---- Data

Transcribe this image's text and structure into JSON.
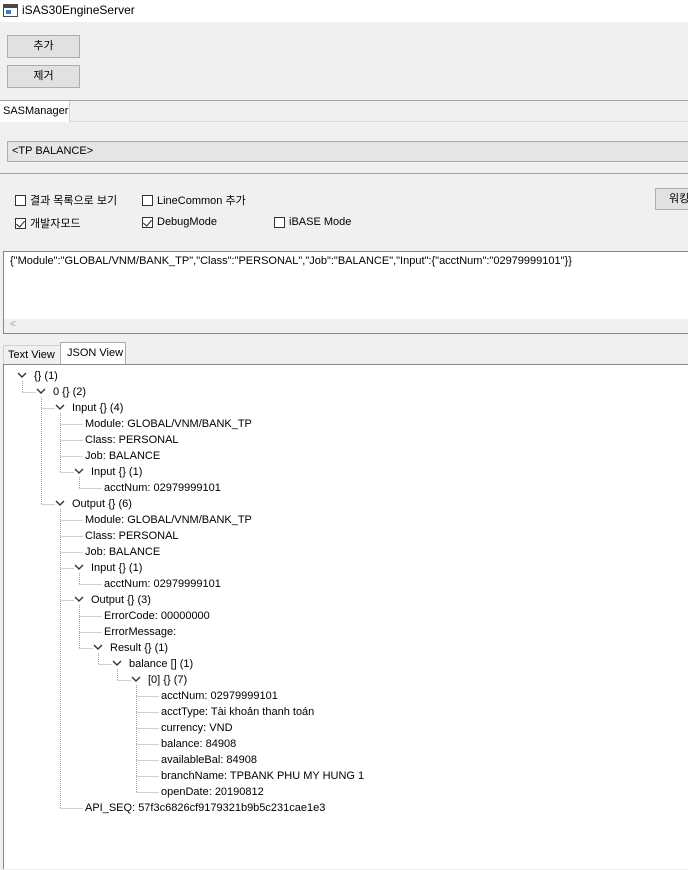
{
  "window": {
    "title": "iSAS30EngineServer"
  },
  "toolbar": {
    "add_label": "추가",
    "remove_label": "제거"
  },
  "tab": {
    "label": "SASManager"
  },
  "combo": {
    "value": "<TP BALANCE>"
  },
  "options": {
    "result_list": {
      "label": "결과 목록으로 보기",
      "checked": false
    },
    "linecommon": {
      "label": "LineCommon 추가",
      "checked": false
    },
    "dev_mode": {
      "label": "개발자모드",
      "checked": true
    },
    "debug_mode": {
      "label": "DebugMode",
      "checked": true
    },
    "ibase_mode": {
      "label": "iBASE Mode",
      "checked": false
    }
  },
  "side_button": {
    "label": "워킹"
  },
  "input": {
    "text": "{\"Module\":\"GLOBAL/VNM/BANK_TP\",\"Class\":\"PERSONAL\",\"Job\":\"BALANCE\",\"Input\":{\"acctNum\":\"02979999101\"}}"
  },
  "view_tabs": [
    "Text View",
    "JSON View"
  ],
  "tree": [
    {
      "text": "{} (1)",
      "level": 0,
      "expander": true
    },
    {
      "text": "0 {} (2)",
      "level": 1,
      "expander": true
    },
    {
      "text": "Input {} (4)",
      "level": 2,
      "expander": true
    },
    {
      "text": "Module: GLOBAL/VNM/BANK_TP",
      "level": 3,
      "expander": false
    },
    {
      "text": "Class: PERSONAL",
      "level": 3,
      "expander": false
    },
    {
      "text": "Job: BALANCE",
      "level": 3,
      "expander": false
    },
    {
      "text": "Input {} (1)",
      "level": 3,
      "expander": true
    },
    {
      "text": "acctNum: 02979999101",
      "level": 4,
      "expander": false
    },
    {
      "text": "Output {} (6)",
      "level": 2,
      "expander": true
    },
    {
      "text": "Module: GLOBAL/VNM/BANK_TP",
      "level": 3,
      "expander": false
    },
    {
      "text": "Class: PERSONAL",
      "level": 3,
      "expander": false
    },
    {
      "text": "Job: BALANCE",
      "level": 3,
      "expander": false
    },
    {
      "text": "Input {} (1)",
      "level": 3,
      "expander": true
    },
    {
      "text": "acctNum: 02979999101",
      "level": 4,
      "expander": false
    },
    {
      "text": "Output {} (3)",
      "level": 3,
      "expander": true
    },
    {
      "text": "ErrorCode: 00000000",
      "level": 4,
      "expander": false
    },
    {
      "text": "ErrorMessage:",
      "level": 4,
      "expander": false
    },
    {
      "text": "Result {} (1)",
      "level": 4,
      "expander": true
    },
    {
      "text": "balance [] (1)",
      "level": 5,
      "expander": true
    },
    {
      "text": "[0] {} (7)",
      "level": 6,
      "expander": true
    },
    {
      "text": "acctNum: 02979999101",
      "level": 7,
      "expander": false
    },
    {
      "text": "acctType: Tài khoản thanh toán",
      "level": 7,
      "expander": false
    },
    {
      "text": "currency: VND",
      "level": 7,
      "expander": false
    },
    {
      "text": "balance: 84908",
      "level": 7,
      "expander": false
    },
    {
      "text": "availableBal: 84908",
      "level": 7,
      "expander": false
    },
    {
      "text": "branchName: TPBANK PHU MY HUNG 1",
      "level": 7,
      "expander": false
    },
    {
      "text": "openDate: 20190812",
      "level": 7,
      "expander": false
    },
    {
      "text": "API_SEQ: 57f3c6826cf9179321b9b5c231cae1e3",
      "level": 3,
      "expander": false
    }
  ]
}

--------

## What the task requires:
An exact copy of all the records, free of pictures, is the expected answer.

## Response to this task:
Transcribe this image's text and structure into JSON.
{
  "window": {
    "title": "iSAS30EngineServer"
  },
  "toolbar": {
    "add_label": "추가",
    "remove_label": "제거"
  },
  "tab": {
    "label": "SASManager"
  },
  "combo": {
    "value": "<TP BALANCE>"
  },
  "options": {
    "result_list": {
      "label": "결과 목록으로 보기",
      "checked": false
    },
    "linecommon": {
      "label": "LineCommon 추가",
      "checked": false
    },
    "dev_mode": {
      "label": "개발자모드",
      "checked": true
    },
    "debug_mode": {
      "label": "DebugMode",
      "checked": true
    },
    "ibase_mode": {
      "label": "iBASE Mode",
      "checked": false
    }
  },
  "side_button": {
    "label": "워킹"
  },
  "input": {
    "text": "{\"Module\":\"GLOBAL/VNM/BANK_TP\",\"Class\":\"PERSONAL\",\"Job\":\"BALANCE\",\"Input\":{\"acctNum\":\"02979999101\"}}"
  },
  "view_tabs": [
    "Text View",
    "JSON View"
  ],
  "tree": [
    {
      "text": "{} (1)",
      "level": 0,
      "expander": true
    },
    {
      "text": "0 {} (2)",
      "level": 1,
      "expander": true
    },
    {
      "text": "Input {} (4)",
      "level": 2,
      "expander": true
    },
    {
      "text": "Module: GLOBAL/VNM/BANK_TP",
      "level": 3,
      "expander": false
    },
    {
      "text": "Class: PERSONAL",
      "level": 3,
      "expander": false
    },
    {
      "text": "Job: BALANCE",
      "level": 3,
      "expander": false
    },
    {
      "text": "Input {} (1)",
      "level": 3,
      "expander": true
    },
    {
      "text": "acctNum: 02979999101",
      "level": 4,
      "expander": false
    },
    {
      "text": "Output {} (6)",
      "level": 2,
      "expander": true
    },
    {
      "text": "Module: GLOBAL/VNM/BANK_TP",
      "level": 3,
      "expander": false
    },
    {
      "text": "Class: PERSONAL",
      "level": 3,
      "expander": false
    },
    {
      "text": "Job: BALANCE",
      "level": 3,
      "expander": false
    },
    {
      "text": "Input {} (1)",
      "level": 3,
      "expander": true
    },
    {
      "text": "acctNum: 02979999101",
      "level": 4,
      "expander": false
    },
    {
      "text": "Output {} (3)",
      "level": 3,
      "expander": true
    },
    {
      "text": "ErrorCode: 00000000",
      "level": 4,
      "expander": false
    },
    {
      "text": "ErrorMessage:",
      "level": 4,
      "expander": false
    },
    {
      "text": "Result {} (1)",
      "level": 4,
      "expander": true
    },
    {
      "text": "balance [] (1)",
      "level": 5,
      "expander": true
    },
    {
      "text": "[0] {} (7)",
      "level": 6,
      "expander": true
    },
    {
      "text": "acctNum: 02979999101",
      "level": 7,
      "expander": false
    },
    {
      "text": "acctType: Tài khoản thanh toán",
      "level": 7,
      "expander": false
    },
    {
      "text": "currency: VND",
      "level": 7,
      "expander": false
    },
    {
      "text": "balance: 84908",
      "level": 7,
      "expander": false
    },
    {
      "text": "availableBal: 84908",
      "level": 7,
      "expander": false
    },
    {
      "text": "branchName: TPBANK PHU MY HUNG 1",
      "level": 7,
      "expander": false
    },
    {
      "text": "openDate: 20190812",
      "level": 7,
      "expander": false
    },
    {
      "text": "API_SEQ: 57f3c6826cf9179321b9b5c231cae1e3",
      "level": 3,
      "expander": false
    }
  ]
}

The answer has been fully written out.